The US Securities and Exchange Commission (SEC) has set up a probe into whether the Big Four’s businesses selling consulting and non-audit services undermine their ability to provide objective and independent audits, according to sources speaking to the Wall Street Journal.
The SEC probe comes after UK regulators last year told PwC, Deloitte, EY and KPMG to separate out their audit businesses by 2024, following a series of major scandals.
The UK’s Financial Reporting Council (FRC) ordered the Big Four accountancy firms to draw up their plans to make a series of sweeping changes, in response to the collapse of UK construction contractor Carillion in 2018.
The SEC’s investigation into the Big Four comes at the regulator – which was set up in the wake of the Wall Street Crash of 1929 to tackle market manipulation – turns its eye towards the accountants, lawyers, and bankers who gatekeep financial markets.
The investigation is set to see the SEC ask audit firms to disclose instances in which they provided non-audit services to their audit clients.
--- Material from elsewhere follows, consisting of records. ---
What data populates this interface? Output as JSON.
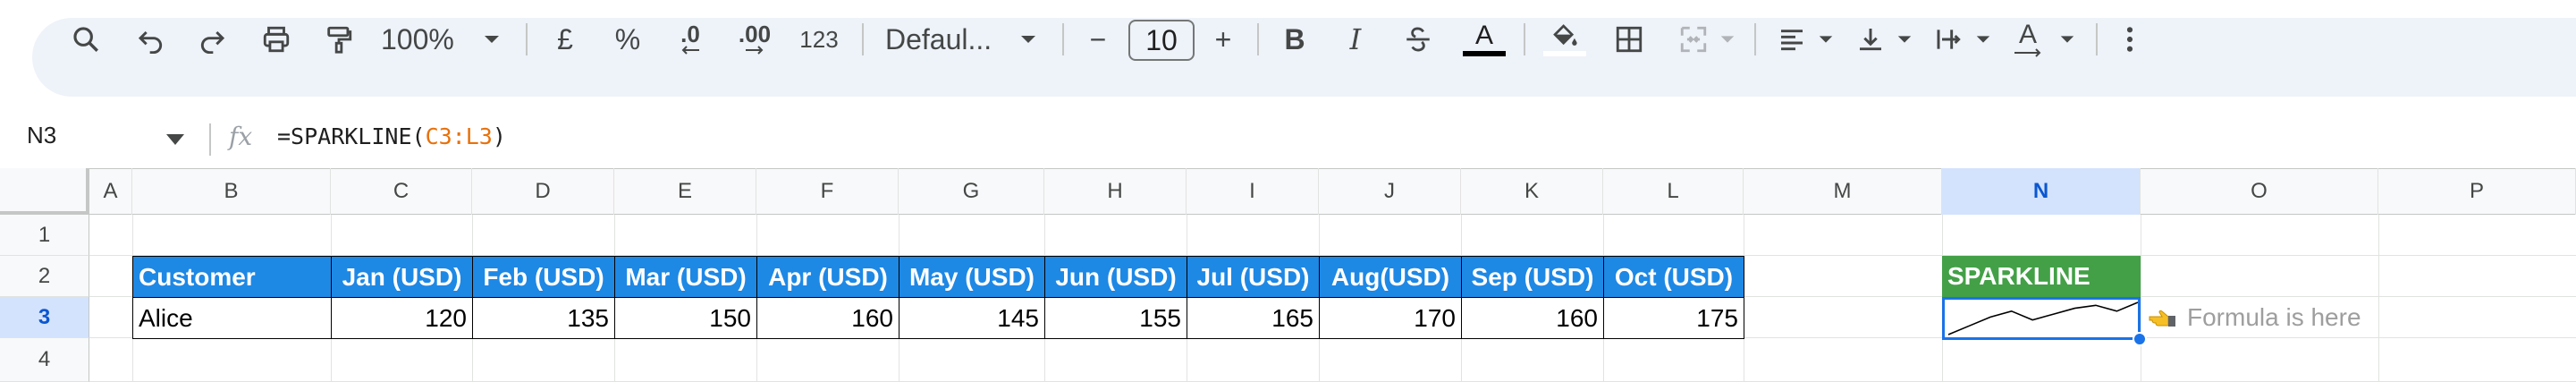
{
  "toolbar": {
    "zoom": "100%",
    "currency": "£",
    "percent": "%",
    "dec_decrease": ".0",
    "dec_increase": ".00",
    "number_format": "123",
    "font_name": "Defaul...",
    "font_size": "10",
    "minus": "−",
    "plus": "+",
    "bold": "B",
    "italic": "I",
    "text_color_letter": "A",
    "text_rotate_letter": "A"
  },
  "formula_bar": {
    "name_box": "N3",
    "fx": "fx",
    "formula_prefix": "=SPARKLINE(",
    "formula_ref": "C3:L3",
    "formula_suffix": ")"
  },
  "columns": [
    "A",
    "B",
    "C",
    "D",
    "E",
    "F",
    "G",
    "H",
    "I",
    "J",
    "K",
    "L",
    "M",
    "N",
    "O",
    "P"
  ],
  "rows": [
    "1",
    "2",
    "3",
    "4"
  ],
  "table": {
    "headers": [
      "Customer",
      "Jan (USD)",
      "Feb (USD)",
      "Mar (USD)",
      "Apr (USD)",
      "May (USD)",
      "Jun (USD)",
      "Jul (USD)",
      "Aug(USD)",
      "Sep (USD)",
      "Oct (USD)"
    ],
    "row": [
      "Alice",
      "120",
      "135",
      "150",
      "160",
      "145",
      "155",
      "165",
      "170",
      "160",
      "175"
    ]
  },
  "sparkline": {
    "header": "SPARKLINE",
    "values": [
      120,
      135,
      150,
      160,
      145,
      155,
      165,
      170,
      160,
      175
    ],
    "color": "#000000"
  },
  "note": {
    "icon": "pointing-hand-icon",
    "text": "Formula is here"
  },
  "colors": {
    "header_blue": "#1e88e5",
    "header_green": "#43a047",
    "selection": "#1a73e8"
  }
}
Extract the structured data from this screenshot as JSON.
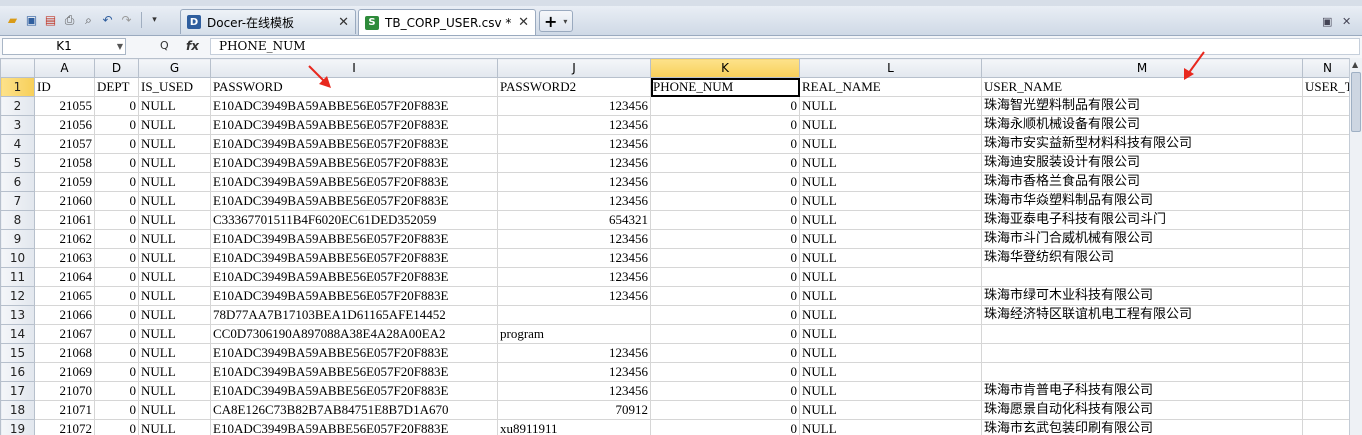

SEC rules currently prohibit accounting firms for carrying out non-audit work for clients they audit, if carrying out that work could threaten their impartiality. The Big Four currently audits two-thirds (66.7 per cent) of all US listed companies, according to figures from Audit Analytics.